Row over the government escalated when President Mohamed suspended the executive powers of PM Roble.
Somalia’s President Mohamed Abdullahi Mohamed has accused Djibouti of unlawfully detaining his national security adviser, a key player in his spiralling feud with Prime Minister Mohamed Hussein Roble.
The office of Mohamed, who is popularly known as Farmaajo, alleged in a statement on Friday that Djibouti had unlawfully detained Fahad Yasin and other Somali officials at the country’s main international airport, preventing them from travelling to Somalia’s capital, Mogadishu.
“We ask the Djiboutian government to ease … their trip, while it will be fully responsible for any threat to their personal safety. We are very much disappointed with the blunt intervention,” it added.
Djibouti’s foreign minister, however, denied the allegations. “There are fake news released in social media trying to create confusion and drag Djibouti into Somalia[‘s] internal challenges and crisis,” Mahmoud Ali Youssouf tweeted.
“We will continue to stand by our brothers and sisters in Somalia but never interfere in their internal affairs.”
There are fake news released in social media trying to create confusion and drag Djibouti into Somalia internal challenges and crisis . We will continue to stand by our brothers and sisters in Somalia but never interfere in their internal affairs .
— Mahmoud Ali youssouf (@ymahmoudali) September 17, 2021

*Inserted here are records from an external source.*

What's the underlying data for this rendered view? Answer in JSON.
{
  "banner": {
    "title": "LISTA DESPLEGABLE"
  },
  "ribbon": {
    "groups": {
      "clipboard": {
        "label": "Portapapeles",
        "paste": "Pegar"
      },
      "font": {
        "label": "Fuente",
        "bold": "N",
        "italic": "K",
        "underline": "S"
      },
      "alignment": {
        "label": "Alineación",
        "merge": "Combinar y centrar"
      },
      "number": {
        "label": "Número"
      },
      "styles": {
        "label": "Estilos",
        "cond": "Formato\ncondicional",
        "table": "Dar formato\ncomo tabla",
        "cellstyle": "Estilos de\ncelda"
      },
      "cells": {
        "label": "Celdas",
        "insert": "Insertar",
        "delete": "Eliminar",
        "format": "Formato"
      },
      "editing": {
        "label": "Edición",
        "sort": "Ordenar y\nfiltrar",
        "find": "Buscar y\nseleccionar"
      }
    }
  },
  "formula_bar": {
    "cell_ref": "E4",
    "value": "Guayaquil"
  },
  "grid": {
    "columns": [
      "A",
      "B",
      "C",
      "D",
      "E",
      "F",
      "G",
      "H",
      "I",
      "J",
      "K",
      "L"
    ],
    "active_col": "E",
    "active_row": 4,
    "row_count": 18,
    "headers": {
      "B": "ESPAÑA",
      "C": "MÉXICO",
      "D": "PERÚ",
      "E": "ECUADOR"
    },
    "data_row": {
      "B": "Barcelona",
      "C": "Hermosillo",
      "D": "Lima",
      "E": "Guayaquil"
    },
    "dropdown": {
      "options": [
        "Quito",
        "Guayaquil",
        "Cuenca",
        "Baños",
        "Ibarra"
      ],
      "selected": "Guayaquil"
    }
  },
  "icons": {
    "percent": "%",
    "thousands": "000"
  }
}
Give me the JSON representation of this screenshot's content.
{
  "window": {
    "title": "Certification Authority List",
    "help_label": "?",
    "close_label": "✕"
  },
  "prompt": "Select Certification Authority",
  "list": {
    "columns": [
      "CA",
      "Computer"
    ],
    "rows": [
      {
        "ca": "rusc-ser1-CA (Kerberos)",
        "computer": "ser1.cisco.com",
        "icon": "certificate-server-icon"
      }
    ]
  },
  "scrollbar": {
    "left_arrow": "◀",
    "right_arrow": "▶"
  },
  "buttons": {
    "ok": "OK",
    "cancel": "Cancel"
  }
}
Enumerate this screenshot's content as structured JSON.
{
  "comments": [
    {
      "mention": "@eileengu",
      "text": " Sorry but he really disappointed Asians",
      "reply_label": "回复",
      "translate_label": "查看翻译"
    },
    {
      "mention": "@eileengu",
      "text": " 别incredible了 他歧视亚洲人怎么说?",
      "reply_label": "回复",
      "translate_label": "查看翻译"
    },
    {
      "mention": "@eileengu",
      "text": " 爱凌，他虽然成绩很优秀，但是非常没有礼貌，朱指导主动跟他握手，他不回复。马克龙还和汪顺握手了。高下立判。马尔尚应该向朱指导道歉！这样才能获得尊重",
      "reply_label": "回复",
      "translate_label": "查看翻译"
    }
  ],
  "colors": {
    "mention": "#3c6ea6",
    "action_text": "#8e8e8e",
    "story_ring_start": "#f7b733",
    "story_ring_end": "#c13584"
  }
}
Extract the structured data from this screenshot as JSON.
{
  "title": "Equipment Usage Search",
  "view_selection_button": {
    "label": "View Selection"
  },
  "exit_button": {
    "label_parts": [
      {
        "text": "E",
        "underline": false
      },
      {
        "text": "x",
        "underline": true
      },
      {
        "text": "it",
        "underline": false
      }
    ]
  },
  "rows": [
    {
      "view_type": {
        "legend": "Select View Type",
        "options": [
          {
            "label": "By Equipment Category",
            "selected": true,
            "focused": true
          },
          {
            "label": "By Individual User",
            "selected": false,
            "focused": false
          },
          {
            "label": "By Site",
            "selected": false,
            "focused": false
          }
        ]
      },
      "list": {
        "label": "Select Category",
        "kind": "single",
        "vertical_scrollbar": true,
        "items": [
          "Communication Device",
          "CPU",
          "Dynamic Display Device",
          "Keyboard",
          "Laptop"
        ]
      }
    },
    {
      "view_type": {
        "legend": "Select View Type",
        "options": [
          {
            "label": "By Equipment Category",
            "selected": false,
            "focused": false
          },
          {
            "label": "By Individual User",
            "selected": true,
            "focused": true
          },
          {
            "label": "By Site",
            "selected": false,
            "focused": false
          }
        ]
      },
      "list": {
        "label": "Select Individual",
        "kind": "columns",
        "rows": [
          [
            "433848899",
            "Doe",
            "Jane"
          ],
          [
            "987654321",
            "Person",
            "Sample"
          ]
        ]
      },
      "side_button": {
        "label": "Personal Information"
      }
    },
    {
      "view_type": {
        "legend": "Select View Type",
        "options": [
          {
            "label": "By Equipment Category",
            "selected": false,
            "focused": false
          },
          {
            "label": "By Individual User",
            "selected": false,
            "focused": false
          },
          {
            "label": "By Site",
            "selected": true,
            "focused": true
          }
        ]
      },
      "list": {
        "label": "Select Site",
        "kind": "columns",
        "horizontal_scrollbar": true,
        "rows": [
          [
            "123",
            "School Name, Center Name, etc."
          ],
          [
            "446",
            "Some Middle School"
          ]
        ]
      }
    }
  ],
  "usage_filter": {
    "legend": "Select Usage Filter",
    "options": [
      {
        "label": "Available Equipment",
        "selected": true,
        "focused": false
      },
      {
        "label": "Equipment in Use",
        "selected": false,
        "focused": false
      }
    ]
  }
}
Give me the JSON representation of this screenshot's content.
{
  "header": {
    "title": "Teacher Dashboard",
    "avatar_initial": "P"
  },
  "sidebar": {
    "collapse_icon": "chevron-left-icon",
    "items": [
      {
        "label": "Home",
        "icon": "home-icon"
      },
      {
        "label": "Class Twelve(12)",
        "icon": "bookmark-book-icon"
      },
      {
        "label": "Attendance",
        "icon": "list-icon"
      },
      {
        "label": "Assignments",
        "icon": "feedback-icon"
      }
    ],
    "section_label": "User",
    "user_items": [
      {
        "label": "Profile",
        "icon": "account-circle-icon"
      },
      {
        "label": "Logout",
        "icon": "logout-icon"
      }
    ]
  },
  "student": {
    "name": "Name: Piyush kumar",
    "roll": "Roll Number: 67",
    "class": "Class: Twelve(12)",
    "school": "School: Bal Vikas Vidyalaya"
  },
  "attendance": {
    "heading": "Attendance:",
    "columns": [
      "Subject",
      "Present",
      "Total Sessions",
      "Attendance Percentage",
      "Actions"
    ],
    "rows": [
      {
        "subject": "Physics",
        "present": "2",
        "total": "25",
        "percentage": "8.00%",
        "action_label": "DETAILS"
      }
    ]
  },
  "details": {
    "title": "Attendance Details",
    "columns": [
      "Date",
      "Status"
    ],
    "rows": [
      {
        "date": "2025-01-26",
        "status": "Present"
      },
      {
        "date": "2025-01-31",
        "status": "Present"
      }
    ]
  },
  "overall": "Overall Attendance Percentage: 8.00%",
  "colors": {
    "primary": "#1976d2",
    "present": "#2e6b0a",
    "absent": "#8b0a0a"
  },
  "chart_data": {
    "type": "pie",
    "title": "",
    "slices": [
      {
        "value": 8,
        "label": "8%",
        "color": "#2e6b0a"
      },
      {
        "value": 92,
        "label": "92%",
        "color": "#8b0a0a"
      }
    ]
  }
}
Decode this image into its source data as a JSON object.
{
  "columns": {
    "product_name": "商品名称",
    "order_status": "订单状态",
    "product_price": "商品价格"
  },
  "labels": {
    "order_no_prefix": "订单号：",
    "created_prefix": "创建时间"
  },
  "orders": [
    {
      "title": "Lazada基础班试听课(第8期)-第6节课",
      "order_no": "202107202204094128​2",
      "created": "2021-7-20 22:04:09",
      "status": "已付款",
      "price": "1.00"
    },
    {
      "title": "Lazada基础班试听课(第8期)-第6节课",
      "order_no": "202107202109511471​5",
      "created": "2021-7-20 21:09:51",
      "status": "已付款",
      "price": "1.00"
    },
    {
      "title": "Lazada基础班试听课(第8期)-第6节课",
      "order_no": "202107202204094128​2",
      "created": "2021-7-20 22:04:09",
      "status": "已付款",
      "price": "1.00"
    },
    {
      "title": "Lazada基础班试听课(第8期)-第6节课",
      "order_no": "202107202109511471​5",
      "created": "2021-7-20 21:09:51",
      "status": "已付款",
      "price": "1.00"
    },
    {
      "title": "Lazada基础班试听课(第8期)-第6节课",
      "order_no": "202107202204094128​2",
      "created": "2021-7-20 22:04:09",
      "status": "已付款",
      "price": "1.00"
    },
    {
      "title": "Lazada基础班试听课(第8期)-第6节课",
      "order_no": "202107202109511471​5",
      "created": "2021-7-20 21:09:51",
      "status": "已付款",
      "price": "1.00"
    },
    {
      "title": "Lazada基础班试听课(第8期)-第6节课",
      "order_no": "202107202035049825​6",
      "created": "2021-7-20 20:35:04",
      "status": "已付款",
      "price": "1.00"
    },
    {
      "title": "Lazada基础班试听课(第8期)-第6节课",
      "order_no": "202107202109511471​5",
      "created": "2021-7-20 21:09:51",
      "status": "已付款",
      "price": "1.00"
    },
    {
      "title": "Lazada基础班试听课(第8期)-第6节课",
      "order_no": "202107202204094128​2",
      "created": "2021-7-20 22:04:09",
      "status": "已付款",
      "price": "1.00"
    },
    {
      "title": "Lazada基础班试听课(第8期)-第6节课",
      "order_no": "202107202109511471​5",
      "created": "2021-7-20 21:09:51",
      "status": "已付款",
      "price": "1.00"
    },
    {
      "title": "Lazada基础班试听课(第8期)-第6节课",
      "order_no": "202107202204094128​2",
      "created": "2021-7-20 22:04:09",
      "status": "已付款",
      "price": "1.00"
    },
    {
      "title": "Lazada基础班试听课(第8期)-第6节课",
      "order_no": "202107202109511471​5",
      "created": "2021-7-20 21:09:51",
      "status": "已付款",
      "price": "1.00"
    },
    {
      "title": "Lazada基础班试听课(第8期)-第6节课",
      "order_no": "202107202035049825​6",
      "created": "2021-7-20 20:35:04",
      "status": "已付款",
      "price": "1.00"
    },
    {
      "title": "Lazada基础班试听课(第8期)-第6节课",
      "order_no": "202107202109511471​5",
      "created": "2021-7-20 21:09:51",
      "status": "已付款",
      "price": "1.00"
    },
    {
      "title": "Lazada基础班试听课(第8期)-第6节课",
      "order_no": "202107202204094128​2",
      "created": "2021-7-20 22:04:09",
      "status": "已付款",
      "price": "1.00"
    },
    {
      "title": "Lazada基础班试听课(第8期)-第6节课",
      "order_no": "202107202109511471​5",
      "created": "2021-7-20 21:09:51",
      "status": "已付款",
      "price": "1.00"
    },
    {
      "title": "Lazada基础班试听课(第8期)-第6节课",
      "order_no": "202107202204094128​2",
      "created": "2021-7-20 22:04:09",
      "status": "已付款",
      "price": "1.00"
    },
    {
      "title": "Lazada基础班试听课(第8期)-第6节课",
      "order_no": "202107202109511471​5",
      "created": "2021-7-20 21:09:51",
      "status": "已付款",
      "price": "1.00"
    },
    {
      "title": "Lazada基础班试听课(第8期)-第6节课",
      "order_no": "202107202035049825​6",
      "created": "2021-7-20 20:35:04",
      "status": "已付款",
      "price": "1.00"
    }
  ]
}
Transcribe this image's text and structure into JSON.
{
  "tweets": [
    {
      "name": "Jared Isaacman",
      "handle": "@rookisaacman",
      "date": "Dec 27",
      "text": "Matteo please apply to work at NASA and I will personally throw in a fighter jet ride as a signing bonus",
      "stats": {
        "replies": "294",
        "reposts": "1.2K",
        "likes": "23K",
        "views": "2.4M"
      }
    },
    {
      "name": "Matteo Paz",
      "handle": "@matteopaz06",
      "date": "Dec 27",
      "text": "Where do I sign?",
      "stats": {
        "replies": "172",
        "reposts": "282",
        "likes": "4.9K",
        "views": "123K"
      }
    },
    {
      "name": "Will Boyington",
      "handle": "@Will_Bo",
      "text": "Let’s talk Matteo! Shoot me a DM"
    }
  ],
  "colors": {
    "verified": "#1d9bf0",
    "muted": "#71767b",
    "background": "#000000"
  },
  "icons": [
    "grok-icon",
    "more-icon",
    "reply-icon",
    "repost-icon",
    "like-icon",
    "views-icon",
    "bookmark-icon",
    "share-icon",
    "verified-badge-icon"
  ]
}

He said a Turkish Airlines flight to Mogadishu did not take off from Djibouti due to what the company described as “technical problems”, adding that one of the pilots was not authorised to land in the Somali capital, which meant all passengers would have to return to Istanbul.
Youssouf, however, did not mention Yasin, who was due to attend a national security conference in Mogadishu on Saturday, and it was unclear whether he was on that flight.
Risk of ‘instability’
The cross-border row erupted hours after the leaders of Somalia’s five semi-autonomous states urged Farmaajo and Roble to resolve their differences through mediation.
“The current conflict … does not serve the public interest, leads to insecurity and political instability,” the leaders of Jubbaland, South West, Galmudug, Hirshabele and Puntland said in a statement.
The pair’s bitter power struggle escalated last week when Roble sacked Yasin, then Somalia’s spy chief, over his handling of a high-profile probe into the disappearance of a young intelligence agent.
Ikran Tahlil’s family has accused her employers at the National Intelligence and Security Agency of murdering her.
Farmaajo overruled the prime minister, appointing Yasin as his national security adviser, and on Thursday announced that he was withdrawing Roble’s powers, particularly the ability to hire and fire officials, until the election process was completed.
He accused Roble of violating the constitution and taking “reckless decisions which can pave the way for political and security instability”.
The prime minister, in turn, charged that Farmaajo was seeking to sabotage the government’s functioning. Roble further said he would not abide by the president’s order and accused him of twisting the constitutional provisions he cited to justify his interference with the powers of the prime minister’s office.
Farmaajo’s four-year mandate expired in February, but was extended by parliament in April, triggering deadly gun battles in Mogadishu, with some rivals viewing it as a flagrant power grab.
Roble cobbled together a new timetable for polls, but the process fell behind. Last week, he accused Farmaajo of trying to reclaim “election and security responsibilities” from him.
Elections in Somalia follow a complex indirect model, whereby state legislatures and clan delegates pick lawmakers for the national parliament, who, in turn, choose the president. The next phase is scheduled for between October 1 and November 25.